The later you put your little one to bed, the more you run the risk of night wakings. One reason is that your child may be too drowsy at their late bedtime to master the skill of putting themselves to sleep. In addition, when they go through a natural sleep cycle and stirs-they do not have the skill to put themselves back to sleep, which becomes more difficult as the night goes on.
Less early rising
You might think that a child would sleep a little longer if overtired, but it’s simply not true. The body secretes alerting hormones when we’re overtired, which makes bedtime more difficult and tends to cause the child to wake more during the night. A child who goes to sleep too late, nap-deprived and overly drowsy will actually be likely to rise early. The ability to “sleep in” does not typically occur until a child is 6 to 8 years old.
Quicker to sleep
A consistent routine and early bedtime will begin to create a more emotionally secure feeling for your child, which will help them go to sleep more easily. This preparatory time also signals to your child’s mind and body that it’s time for bed. Production of the hormone melatonin (the body's own natural sleep-inducing chemical) can begin, and they will nod off to sleep more calmly and quickly.
Less resistance at bedtime
Children may resist getting into bed for a few reasons.
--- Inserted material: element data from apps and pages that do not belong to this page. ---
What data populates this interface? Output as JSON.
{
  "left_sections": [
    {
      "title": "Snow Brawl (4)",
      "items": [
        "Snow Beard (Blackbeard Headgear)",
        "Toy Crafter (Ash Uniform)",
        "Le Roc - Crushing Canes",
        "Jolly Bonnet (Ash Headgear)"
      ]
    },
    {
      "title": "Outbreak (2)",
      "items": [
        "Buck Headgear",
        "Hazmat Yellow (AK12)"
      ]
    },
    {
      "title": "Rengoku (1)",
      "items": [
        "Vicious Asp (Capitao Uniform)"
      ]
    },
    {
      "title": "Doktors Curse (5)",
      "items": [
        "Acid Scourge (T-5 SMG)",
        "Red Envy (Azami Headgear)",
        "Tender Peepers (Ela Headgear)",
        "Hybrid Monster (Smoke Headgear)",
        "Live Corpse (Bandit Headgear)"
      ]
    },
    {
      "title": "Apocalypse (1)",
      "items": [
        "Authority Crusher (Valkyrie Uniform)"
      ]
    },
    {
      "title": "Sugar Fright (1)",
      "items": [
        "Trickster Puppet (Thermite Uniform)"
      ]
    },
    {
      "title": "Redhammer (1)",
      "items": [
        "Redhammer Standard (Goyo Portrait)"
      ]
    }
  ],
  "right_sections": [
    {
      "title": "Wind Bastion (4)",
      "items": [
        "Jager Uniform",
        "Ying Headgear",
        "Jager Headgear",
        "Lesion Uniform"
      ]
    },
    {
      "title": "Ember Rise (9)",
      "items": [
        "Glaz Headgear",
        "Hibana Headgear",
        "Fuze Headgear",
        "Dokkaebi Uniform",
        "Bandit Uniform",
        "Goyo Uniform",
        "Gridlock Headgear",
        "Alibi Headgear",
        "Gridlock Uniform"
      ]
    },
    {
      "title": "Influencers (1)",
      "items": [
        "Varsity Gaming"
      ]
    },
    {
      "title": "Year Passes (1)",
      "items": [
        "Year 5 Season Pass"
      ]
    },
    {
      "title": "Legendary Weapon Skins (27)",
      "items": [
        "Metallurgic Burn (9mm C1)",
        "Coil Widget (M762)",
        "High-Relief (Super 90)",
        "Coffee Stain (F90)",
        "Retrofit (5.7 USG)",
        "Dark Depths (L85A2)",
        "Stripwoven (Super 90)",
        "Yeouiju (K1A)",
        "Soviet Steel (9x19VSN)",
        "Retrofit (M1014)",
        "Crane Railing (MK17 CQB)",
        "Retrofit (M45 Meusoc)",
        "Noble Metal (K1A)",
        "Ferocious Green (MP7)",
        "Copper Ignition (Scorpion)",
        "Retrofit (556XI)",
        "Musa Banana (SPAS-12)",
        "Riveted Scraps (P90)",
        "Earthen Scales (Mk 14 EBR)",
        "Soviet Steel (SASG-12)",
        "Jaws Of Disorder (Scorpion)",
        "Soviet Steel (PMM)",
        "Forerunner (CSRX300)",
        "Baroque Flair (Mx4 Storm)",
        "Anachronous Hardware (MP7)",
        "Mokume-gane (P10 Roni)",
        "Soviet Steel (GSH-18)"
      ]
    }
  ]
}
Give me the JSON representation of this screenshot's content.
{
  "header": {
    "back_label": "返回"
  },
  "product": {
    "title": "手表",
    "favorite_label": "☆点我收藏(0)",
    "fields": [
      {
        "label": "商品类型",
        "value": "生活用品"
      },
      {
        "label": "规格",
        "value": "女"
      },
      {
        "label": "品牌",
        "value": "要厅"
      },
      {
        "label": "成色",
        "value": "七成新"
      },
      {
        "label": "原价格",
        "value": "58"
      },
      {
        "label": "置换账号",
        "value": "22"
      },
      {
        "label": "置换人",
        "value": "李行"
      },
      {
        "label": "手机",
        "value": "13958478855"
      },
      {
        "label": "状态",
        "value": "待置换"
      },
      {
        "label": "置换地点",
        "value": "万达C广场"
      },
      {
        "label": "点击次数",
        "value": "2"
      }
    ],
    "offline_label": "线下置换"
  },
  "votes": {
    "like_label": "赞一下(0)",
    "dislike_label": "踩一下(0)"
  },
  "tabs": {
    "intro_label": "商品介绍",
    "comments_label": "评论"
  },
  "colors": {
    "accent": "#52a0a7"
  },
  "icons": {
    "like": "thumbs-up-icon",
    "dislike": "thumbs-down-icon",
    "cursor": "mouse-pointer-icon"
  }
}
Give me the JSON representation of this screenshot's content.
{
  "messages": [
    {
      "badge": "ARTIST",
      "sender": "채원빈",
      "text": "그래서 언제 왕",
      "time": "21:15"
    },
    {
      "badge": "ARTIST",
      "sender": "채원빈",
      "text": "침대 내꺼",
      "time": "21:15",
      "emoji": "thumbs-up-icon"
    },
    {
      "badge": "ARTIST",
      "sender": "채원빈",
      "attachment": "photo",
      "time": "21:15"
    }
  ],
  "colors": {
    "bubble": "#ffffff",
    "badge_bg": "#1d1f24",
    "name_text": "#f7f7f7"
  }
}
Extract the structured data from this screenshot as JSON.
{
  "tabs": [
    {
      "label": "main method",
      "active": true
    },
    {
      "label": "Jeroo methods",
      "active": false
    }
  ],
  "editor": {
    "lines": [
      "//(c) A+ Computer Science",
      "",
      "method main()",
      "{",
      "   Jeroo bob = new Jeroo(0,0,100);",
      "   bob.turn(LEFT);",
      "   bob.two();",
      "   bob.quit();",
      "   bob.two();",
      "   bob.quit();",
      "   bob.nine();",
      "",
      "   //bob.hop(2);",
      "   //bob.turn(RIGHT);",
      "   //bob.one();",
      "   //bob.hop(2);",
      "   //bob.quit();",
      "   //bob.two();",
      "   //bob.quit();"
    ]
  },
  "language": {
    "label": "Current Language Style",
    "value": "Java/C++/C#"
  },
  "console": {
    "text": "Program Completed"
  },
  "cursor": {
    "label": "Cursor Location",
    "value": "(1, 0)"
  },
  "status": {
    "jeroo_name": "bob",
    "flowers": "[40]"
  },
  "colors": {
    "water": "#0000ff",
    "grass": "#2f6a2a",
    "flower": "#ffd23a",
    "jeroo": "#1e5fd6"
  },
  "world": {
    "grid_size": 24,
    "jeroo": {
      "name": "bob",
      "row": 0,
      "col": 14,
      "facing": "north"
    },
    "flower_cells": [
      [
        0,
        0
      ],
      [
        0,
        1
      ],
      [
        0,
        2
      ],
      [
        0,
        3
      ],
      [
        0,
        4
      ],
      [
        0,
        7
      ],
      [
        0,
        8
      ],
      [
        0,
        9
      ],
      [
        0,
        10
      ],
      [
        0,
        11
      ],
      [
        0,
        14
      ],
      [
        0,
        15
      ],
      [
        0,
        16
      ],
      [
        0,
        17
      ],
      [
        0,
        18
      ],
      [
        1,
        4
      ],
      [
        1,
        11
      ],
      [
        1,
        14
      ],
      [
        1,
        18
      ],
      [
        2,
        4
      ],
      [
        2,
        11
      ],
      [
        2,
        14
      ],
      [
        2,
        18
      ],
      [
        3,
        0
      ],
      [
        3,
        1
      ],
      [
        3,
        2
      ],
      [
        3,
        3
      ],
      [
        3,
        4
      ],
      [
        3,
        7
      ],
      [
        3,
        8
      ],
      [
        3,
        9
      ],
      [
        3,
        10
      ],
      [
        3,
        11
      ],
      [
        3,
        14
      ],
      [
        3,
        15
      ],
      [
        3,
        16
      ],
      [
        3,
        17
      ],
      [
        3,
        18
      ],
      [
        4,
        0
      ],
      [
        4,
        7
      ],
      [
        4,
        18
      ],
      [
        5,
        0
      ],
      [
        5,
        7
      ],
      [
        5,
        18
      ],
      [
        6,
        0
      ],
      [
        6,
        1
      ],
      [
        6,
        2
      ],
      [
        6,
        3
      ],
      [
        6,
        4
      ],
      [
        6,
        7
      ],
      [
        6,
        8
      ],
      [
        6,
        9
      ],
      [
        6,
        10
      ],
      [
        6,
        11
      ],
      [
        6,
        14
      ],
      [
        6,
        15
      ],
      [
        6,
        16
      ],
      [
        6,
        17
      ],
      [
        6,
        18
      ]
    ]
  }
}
But, when children have poor sleep habits, you may see more temper tantrums, power struggles and poor behaviour. While these behaviours certainly aren't unusual for little ones, they become more prevalent and intense if your child isn’t getting to bed early enough.
Quality time before bed
An early bedtime and a soothing bedtime routine go hand in hand. Instead of just getting ready for bed, you’re also spending quality time together reading, singing songs and snuggling. Your child can't help but benefit from this emotionally secure time. Just keep activities before bedtime quiet and calm.
A healthier child
Studies show that children under 2 with later bedtimes are at a higher risk for motor, language and social deficits. A late bedtime can also negatively affect your school-age child’s alertness and, as a result, their performance in school. A recent study published in the journal Paediatrics found a direct link between improved sleep and emotional stability in 7- to 11-year-olds.
Written by Laura Doyle staff writer at FFHQ who also blogs at www.lovelifeandlittleones.com.